**To do**
Locate the string "title" in the records below. Copy every line where it occurs.

================================

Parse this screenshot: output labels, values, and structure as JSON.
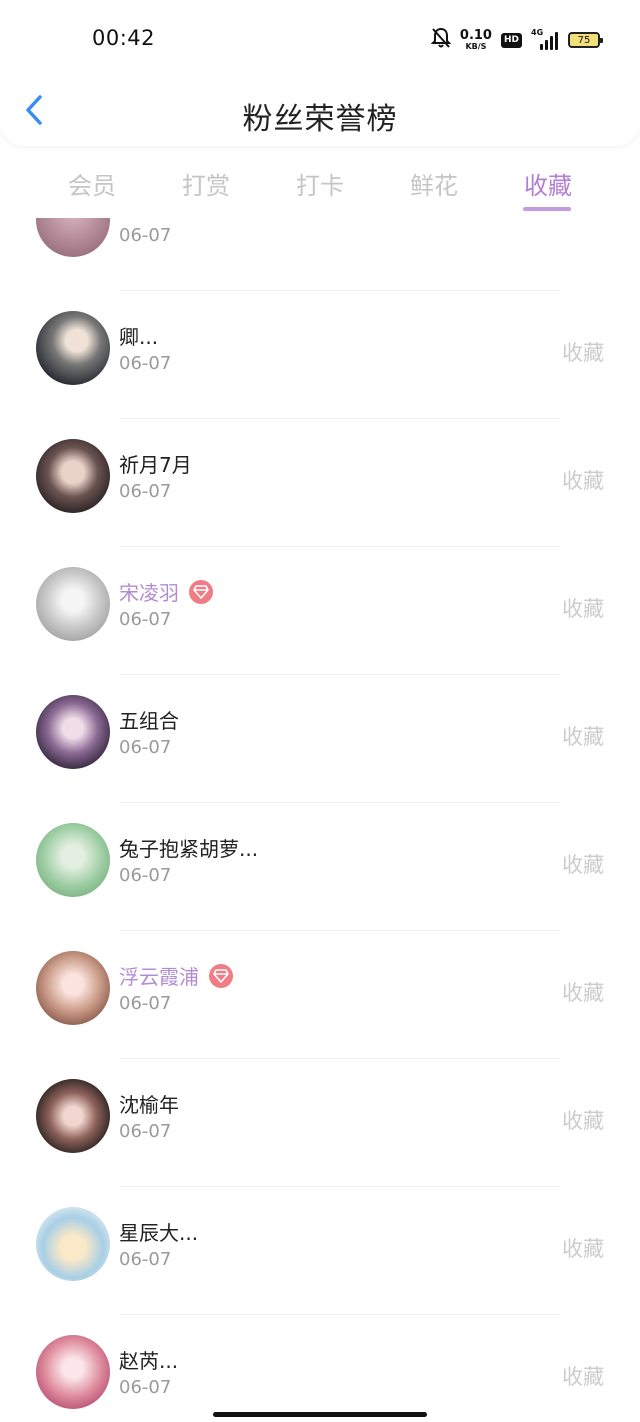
{
  "status_bar": {
    "time": "00:42",
    "net_speed": "0.10",
    "net_unit": "KB/S",
    "hd_label": "HD",
    "signal_label": "4G",
    "battery": "75",
    "icons": [
      "bell-mute-icon",
      "hd-icon",
      "signal-icon",
      "battery-icon"
    ]
  },
  "header": {
    "title": "粉丝荣誉榜",
    "back_icon": "chevron-left-icon"
  },
  "tabs": [
    {
      "label": "会员",
      "active": false
    },
    {
      "label": "打赏",
      "active": false
    },
    {
      "label": "打卡",
      "active": false
    },
    {
      "label": "鲜花",
      "active": false
    },
    {
      "label": "收藏",
      "active": true
    }
  ],
  "list": {
    "rows": [
      {
        "name": "",
        "date": "06-07",
        "action": "",
        "vip": false
      },
      {
        "name": "卿...",
        "date": "06-07",
        "action": "收藏",
        "vip": false
      },
      {
        "name": "祈月7月",
        "date": "06-07",
        "action": "收藏",
        "vip": false
      },
      {
        "name": "宋凌羽",
        "date": "06-07",
        "action": "收藏",
        "vip": true
      },
      {
        "name": "五组合",
        "date": "06-07",
        "action": "收藏",
        "vip": false
      },
      {
        "name": "兔子抱紧胡萝...",
        "date": "06-07",
        "action": "收藏",
        "vip": false
      },
      {
        "name": "浮云霞浦",
        "date": "06-07",
        "action": "收藏",
        "vip": true
      },
      {
        "name": "沈榆年",
        "date": "06-07",
        "action": "收藏",
        "vip": false
      },
      {
        "name": "星辰大...",
        "date": "06-07",
        "action": "收藏",
        "vip": false
      },
      {
        "name": "赵芮...",
        "date": "06-07",
        "action": "收藏",
        "vip": false
      }
    ]
  },
  "colors": {
    "accent": "#b37fd4",
    "vip_name": "#b38bd3",
    "vip_badge": "#ef7d86",
    "inactive_tab": "#c5c5c5"
  }
}
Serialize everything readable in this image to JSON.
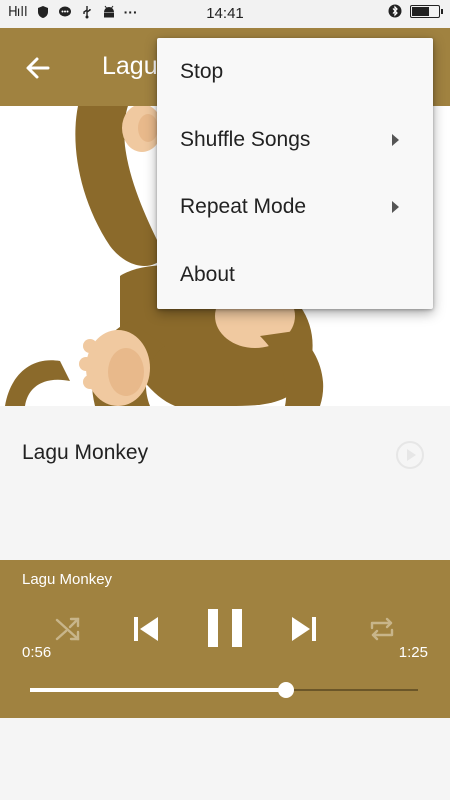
{
  "status_bar": {
    "signal": "H ​ ıll",
    "time": "14:41",
    "more": "···"
  },
  "app_bar": {
    "title": "Lagu Monkey"
  },
  "song_list": {
    "items": [
      {
        "title": "Lagu Monkey"
      }
    ]
  },
  "player": {
    "now_playing": "Lagu Monkey",
    "elapsed": "0:56",
    "duration": "1:25",
    "progress_fraction": 0.66
  },
  "menu": {
    "items": [
      {
        "label": "Stop",
        "has_submenu": false
      },
      {
        "label": "Shuffle Songs",
        "has_submenu": true
      },
      {
        "label": "Repeat Mode",
        "has_submenu": true
      },
      {
        "label": "About",
        "has_submenu": false
      }
    ]
  },
  "colors": {
    "accent": "#a08240",
    "monkey_fur": "#8b6a2b",
    "monkey_skin": "#f0c9a0"
  },
  "icons": {
    "back": "arrow-left-icon",
    "play": "play-circle-icon",
    "shuffle": "shuffle-icon",
    "previous": "skip-previous-icon",
    "pause": "pause-icon",
    "next": "skip-next-icon",
    "repeat": "repeat-icon"
  }
}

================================

**Answer**
    "title": "粉丝荣誉榜",
    "title": "Lagu Monkey"
        "title": "Lagu Monkey"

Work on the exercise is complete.